▸ **Exercise objective**: Go through the data and tally the lines that include "Laurie". The reply is that number alone.

▸ **Records shown**:
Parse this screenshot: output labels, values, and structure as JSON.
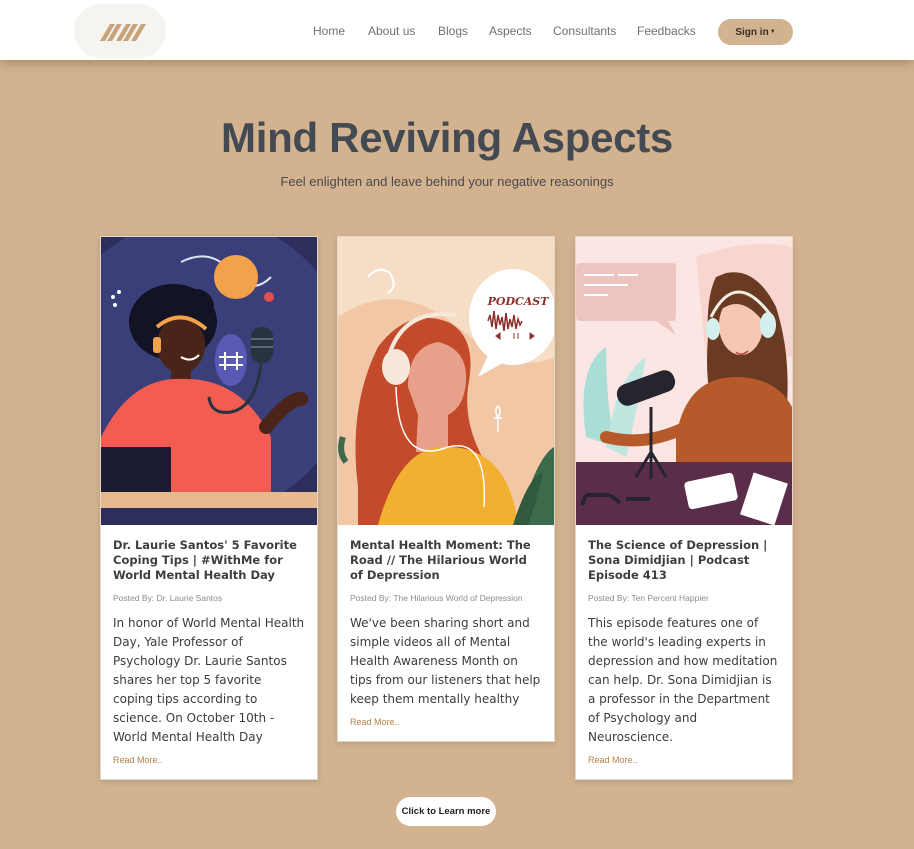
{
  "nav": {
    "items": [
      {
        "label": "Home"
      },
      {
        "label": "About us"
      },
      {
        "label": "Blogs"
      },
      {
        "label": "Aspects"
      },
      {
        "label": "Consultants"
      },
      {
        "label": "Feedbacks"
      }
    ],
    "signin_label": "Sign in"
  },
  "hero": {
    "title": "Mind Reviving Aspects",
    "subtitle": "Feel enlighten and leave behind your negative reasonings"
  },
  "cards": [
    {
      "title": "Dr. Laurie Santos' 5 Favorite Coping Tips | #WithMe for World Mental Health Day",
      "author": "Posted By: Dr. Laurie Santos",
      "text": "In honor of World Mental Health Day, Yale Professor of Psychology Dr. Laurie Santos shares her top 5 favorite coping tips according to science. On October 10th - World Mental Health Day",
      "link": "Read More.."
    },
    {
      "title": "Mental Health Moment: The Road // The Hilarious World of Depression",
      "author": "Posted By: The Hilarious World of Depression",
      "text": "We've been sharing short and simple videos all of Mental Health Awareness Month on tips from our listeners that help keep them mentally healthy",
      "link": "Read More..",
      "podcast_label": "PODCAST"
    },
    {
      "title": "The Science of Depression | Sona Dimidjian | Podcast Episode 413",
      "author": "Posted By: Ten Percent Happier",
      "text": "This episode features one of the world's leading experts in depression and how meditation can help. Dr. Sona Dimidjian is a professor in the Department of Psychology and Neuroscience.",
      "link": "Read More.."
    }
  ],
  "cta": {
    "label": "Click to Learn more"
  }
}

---

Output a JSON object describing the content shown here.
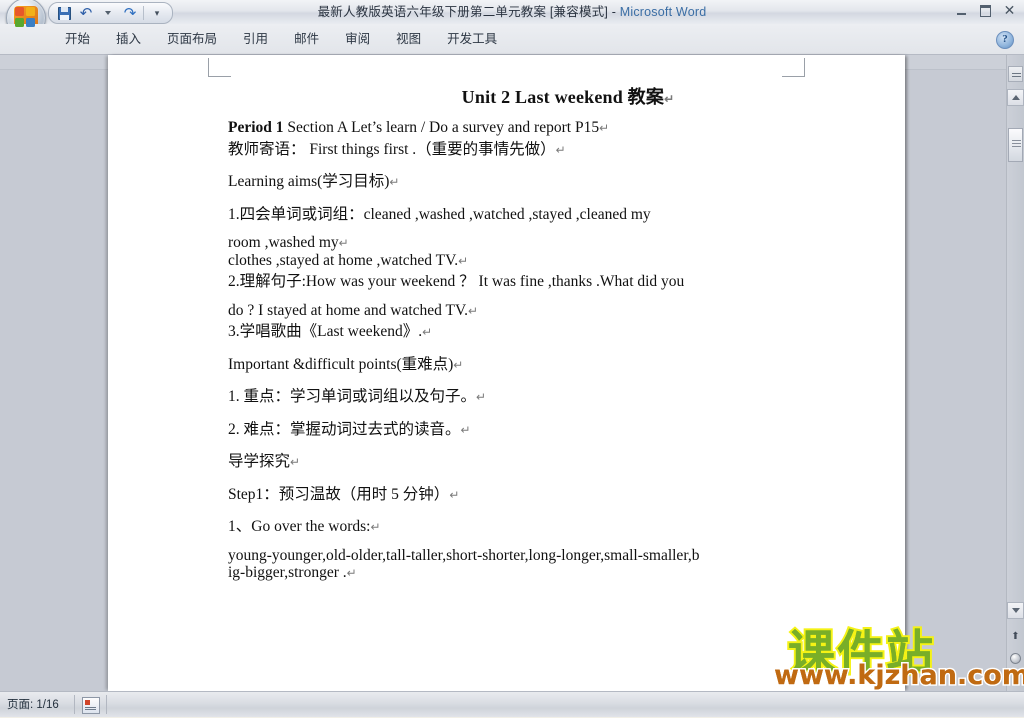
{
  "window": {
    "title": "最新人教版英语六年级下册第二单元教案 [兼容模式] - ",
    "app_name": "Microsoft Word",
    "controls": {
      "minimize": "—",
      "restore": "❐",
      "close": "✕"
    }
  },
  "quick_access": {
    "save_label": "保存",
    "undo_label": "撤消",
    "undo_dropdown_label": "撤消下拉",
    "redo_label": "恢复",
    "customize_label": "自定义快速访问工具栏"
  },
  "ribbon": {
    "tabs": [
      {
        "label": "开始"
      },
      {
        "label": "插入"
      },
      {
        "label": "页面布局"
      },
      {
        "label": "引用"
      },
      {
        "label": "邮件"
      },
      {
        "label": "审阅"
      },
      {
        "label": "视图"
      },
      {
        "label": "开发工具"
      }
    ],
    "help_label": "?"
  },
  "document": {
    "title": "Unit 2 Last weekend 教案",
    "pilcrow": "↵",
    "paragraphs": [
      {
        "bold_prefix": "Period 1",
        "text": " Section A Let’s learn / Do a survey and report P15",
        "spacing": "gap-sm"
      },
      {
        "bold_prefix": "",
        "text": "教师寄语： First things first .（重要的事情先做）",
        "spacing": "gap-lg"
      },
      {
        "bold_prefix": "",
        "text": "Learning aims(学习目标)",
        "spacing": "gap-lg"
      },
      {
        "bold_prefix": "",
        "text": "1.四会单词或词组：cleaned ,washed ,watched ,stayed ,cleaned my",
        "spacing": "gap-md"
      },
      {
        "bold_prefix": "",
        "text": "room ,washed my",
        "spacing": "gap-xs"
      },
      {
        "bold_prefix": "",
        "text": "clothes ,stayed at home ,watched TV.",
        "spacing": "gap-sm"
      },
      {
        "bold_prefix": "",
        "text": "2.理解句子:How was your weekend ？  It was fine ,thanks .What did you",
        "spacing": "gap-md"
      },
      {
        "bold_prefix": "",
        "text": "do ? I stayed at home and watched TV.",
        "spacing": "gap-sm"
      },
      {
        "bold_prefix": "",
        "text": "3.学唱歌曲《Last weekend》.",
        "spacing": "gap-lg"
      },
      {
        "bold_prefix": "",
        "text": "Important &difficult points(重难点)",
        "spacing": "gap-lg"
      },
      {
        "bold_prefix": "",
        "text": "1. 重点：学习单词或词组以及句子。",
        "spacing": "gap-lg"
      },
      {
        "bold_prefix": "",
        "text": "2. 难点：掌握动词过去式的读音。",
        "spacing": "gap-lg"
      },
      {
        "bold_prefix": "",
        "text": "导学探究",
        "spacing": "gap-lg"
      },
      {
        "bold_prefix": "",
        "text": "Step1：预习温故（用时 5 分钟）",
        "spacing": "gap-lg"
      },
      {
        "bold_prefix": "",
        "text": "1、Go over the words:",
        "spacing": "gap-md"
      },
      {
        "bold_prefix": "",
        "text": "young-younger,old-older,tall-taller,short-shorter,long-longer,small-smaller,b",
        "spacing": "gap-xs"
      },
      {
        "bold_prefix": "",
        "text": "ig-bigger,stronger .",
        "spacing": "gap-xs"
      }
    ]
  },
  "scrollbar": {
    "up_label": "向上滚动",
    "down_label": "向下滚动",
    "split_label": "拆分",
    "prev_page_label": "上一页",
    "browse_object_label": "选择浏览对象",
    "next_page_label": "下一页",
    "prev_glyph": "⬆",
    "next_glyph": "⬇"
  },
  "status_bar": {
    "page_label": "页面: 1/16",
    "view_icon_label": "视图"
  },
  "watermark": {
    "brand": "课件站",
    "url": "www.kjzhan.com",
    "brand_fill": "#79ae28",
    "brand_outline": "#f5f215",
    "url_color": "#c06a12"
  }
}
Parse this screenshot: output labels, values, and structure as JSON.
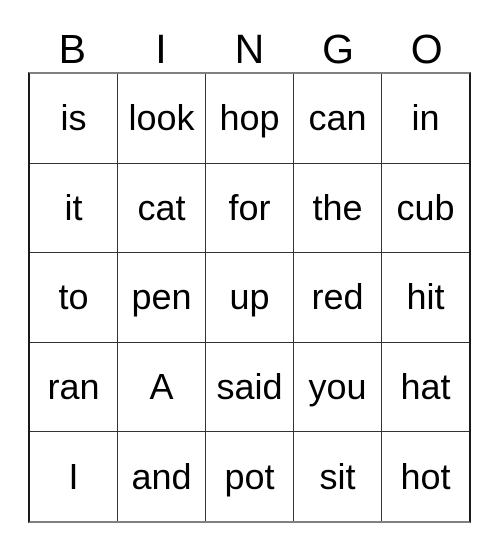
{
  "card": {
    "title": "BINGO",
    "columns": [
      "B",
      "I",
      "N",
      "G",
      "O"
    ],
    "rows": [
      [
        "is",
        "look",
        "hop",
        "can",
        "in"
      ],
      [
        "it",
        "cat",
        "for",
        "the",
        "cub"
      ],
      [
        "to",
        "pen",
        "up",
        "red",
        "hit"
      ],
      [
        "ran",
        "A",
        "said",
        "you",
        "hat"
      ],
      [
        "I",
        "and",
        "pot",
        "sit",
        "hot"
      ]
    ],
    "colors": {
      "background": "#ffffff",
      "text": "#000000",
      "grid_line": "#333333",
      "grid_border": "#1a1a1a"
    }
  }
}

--

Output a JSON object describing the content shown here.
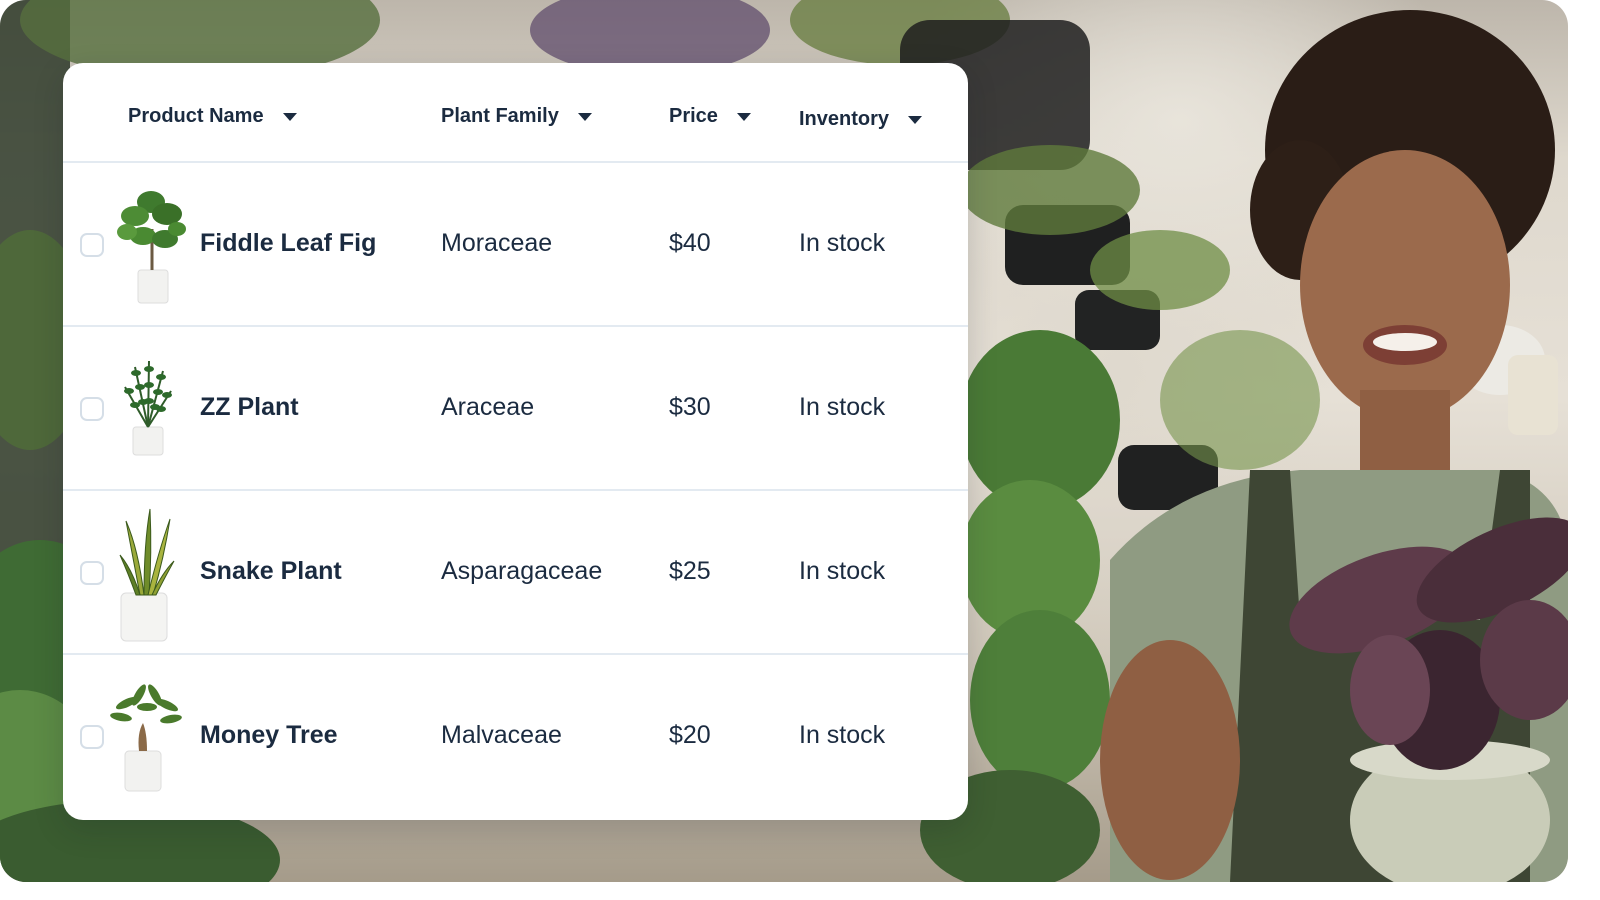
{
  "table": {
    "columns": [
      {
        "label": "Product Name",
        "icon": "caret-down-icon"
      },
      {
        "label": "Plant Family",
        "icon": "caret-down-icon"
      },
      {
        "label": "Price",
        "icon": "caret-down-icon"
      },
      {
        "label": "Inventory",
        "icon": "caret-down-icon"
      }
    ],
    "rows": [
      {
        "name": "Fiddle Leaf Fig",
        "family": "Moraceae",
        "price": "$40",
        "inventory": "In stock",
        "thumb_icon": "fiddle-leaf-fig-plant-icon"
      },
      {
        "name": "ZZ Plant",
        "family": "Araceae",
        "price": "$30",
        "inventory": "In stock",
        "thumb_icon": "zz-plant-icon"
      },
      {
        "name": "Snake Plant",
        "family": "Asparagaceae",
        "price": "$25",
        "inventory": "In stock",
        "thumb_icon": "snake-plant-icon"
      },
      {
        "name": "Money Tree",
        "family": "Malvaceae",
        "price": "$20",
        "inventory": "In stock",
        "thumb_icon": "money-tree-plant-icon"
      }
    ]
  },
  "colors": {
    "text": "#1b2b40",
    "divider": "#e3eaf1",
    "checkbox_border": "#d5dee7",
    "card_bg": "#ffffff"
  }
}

▸ **Answer to this problem**: 3